• What the exercise asks: Each of the entries should be retyped precisely as it appears.

(Component data from apps and pages)
■ ■ ■ ■

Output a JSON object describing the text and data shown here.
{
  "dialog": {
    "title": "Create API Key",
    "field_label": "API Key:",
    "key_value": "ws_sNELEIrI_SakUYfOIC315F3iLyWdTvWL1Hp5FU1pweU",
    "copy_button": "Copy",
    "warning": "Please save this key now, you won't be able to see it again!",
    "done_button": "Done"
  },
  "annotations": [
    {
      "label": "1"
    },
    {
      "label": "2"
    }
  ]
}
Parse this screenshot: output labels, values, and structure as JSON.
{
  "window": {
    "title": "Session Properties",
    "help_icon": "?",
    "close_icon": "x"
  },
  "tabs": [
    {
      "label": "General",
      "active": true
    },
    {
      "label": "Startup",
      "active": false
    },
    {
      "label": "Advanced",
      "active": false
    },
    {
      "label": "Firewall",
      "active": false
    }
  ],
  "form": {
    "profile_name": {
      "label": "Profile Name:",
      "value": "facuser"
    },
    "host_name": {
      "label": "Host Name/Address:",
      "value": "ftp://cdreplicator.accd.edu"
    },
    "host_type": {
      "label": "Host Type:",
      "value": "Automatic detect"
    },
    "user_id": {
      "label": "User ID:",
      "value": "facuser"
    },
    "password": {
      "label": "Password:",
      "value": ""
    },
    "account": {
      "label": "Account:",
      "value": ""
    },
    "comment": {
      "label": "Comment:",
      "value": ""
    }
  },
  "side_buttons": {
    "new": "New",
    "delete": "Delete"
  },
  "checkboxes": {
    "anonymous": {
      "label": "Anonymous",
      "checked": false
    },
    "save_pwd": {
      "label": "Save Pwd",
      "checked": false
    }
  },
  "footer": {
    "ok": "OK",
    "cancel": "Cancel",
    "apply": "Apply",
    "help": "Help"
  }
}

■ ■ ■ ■

• Answer to the problem:
Output a JSON object describing the text and data shown here.
{
  "dialog": {
    "title": "Create API Key",
    "field_label": "API Key:",
    "key_value": "ws_sNELEIrI_SakUYfOIC315F3iLyWdTvWL1Hp5FU1pweU",
    "copy_button": "Copy",
    "warning": "Please save this key now, you won't be able to see it again!",
    "done_button": "Done"
  },
  "annotations": [
    {
      "label": "1"
    },
    {
      "label": "2"
    }
  ]
}
Parse this screenshot: output labels, values, and structure as JSON.
{
  "window": {
    "title": "Session Properties",
    "help_icon": "?",
    "close_icon": "x"
  },
  "tabs": [
    {
      "label": "General",
      "active": true
    },
    {
      "label": "Startup",
      "active": false
    },
    {
      "label": "Advanced",
      "active": false
    },
    {
      "label": "Firewall",
      "active": false
    }
  ],
  "form": {
    "profile_name": {
      "label": "Profile Name:",
      "value": "facuser"
    },
    "host_name": {
      "label": "Host Name/Address:",
      "value": "ftp://cdreplicator.accd.edu"
    },
    "host_type": {
      "label": "Host Type:",
      "value": "Automatic detect"
    },
    "user_id": {
      "label": "User ID:",
      "value": "facuser"
    },
    "password": {
      "label": "Password:",
      "value": ""
    },
    "account": {
      "label": "Account:",
      "value": ""
    },
    "comment": {
      "label": "Comment:",
      "value": ""
    }
  },
  "side_buttons": {
    "new": "New",
    "delete": "Delete"
  },
  "checkboxes": {
    "anonymous": {
      "label": "Anonymous",
      "checked": false
    },
    "save_pwd": {
      "label": "Save Pwd",
      "checked": false
    }
  },
  "footer": {
    "ok": "OK",
    "cancel": "Cancel",
    "apply": "Apply",
    "help": "Help"
  }
}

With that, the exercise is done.